[EXCERPTED DATA — start]
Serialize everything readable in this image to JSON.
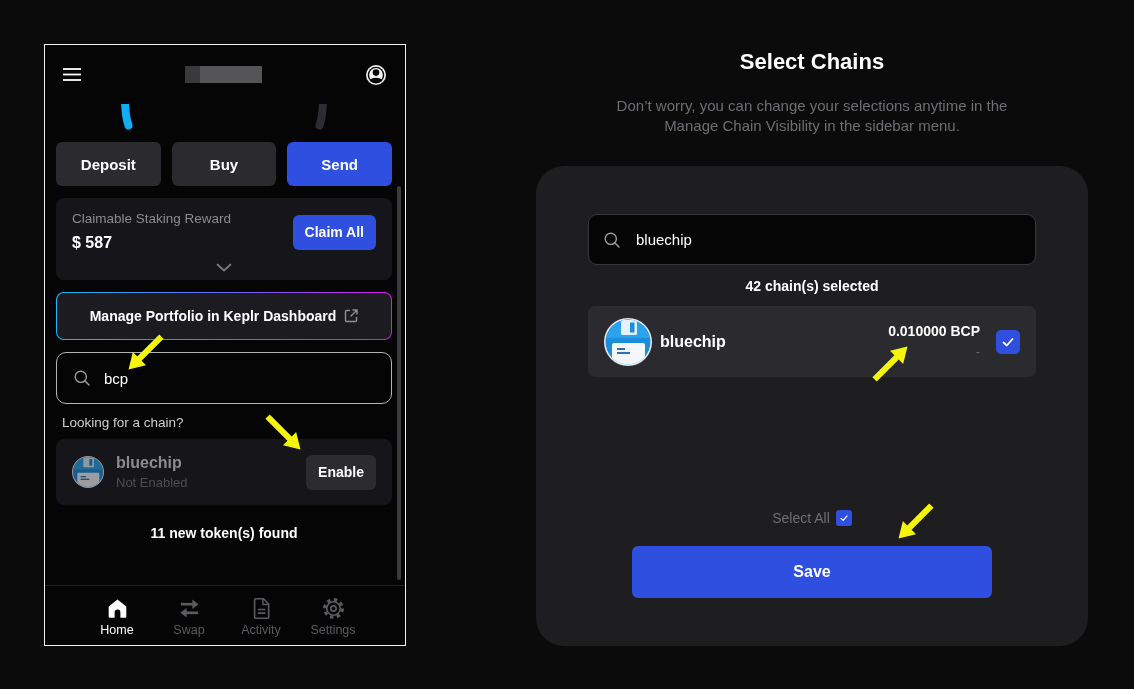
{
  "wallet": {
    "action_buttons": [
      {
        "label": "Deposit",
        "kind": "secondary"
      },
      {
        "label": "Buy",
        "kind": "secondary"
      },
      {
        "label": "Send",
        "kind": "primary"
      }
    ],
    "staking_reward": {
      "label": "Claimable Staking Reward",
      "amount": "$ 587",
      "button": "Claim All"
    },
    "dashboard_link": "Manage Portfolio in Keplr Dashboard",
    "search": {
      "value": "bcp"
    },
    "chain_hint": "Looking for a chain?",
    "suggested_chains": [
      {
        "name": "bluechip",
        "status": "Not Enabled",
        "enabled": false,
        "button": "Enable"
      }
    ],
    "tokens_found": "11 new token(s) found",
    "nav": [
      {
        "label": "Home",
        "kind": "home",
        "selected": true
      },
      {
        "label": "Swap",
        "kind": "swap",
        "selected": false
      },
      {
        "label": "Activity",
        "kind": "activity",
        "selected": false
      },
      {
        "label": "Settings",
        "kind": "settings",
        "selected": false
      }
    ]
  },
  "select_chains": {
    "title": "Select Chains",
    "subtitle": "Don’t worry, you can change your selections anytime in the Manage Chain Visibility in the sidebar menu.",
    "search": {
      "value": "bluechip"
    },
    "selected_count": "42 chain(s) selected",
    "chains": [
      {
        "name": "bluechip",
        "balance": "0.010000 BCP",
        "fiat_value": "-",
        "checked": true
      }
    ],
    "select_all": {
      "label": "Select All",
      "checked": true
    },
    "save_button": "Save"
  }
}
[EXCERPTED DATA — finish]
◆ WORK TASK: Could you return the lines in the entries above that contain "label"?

◆ RESPONSE AREA:
        "label": "Deposit",
        "label": "Buy",
        "label": "Send",
      "label": "Claimable Staking Reward",
        "label": "Home",
        "label": "Swap",
        "label": "Activity",
        "label": "Settings",
      "label": "Select All",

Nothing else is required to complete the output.